Report each line of the data that has "name" somewhere in it.

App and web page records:
*****

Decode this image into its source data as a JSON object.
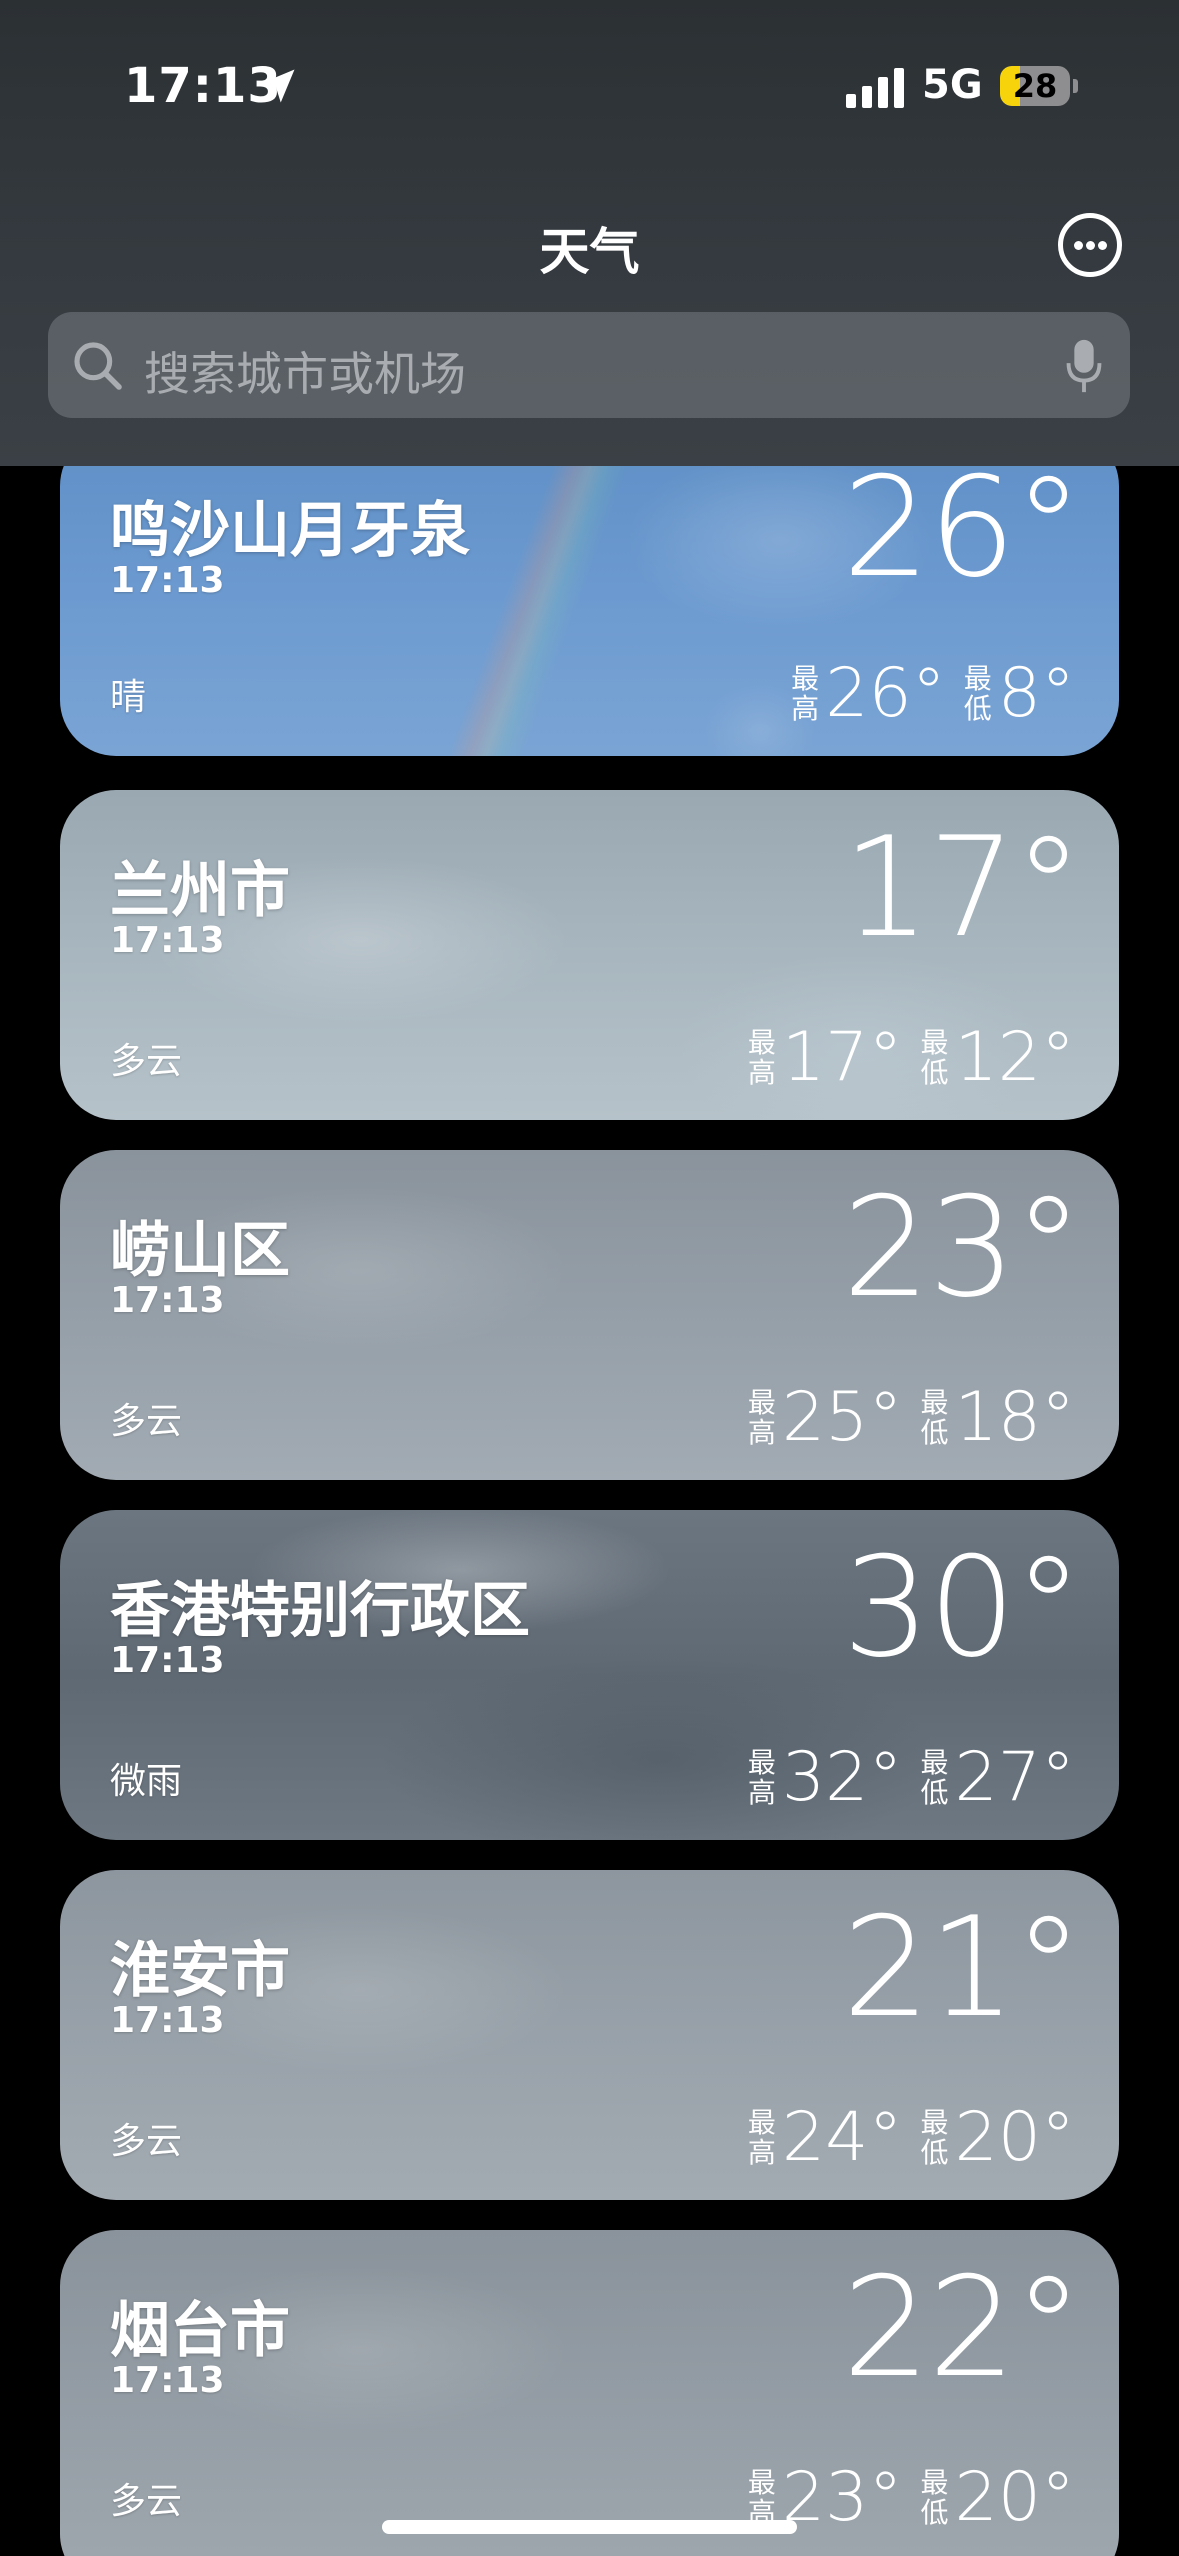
{
  "status_bar": {
    "time": "17:13",
    "network": "5G",
    "battery": "28",
    "battery_level": 0.28
  },
  "header": {
    "title": "天气",
    "search_placeholder": "搜索城市或机场"
  },
  "cities": [
    {
      "name": "鸣沙山月牙泉",
      "time": "17:13",
      "condition": "晴",
      "temp": "26°",
      "high_label": [
        "最",
        "高"
      ],
      "high": "26°",
      "low_label": [
        "最",
        "低"
      ],
      "low": "8°"
    },
    {
      "name": "兰州市",
      "time": "17:13",
      "condition": "多云",
      "temp": "17°",
      "high_label": [
        "最",
        "高"
      ],
      "high": "17°",
      "low_label": [
        "最",
        "低"
      ],
      "low": "12°"
    },
    {
      "name": "崂山区",
      "time": "17:13",
      "condition": "多云",
      "temp": "23°",
      "high_label": [
        "最",
        "高"
      ],
      "high": "25°",
      "low_label": [
        "最",
        "低"
      ],
      "low": "18°"
    },
    {
      "name": "香港特别行政区",
      "time": "17:13",
      "condition": "微雨",
      "temp": "30°",
      "high_label": [
        "最",
        "高"
      ],
      "high": "32°",
      "low_label": [
        "最",
        "低"
      ],
      "low": "27°"
    },
    {
      "name": "淮安市",
      "time": "17:13",
      "condition": "多云",
      "temp": "21°",
      "high_label": [
        "最",
        "高"
      ],
      "high": "24°",
      "low_label": [
        "最",
        "低"
      ],
      "low": "20°"
    },
    {
      "name": "烟台市",
      "time": "17:13",
      "condition": "多云",
      "temp": "22°",
      "high_label": [
        "最",
        "高"
      ],
      "high": "23°",
      "low_label": [
        "最",
        "低"
      ],
      "low": "20°"
    }
  ],
  "icons": {
    "location": "location-arrow-icon",
    "signal": "cellular-signal-icon",
    "more": "ellipsis-circle-icon",
    "search": "magnifier-icon",
    "mic": "microphone-icon"
  }
}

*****

_ANSWER TO THIS EXERCISE_
      "name": "鸣沙山月牙泉",
      "name": "兰州市",
      "name": "崂山区",
      "name": "香港特别行政区",
      "name": "淮安市",
      "name": "烟台市",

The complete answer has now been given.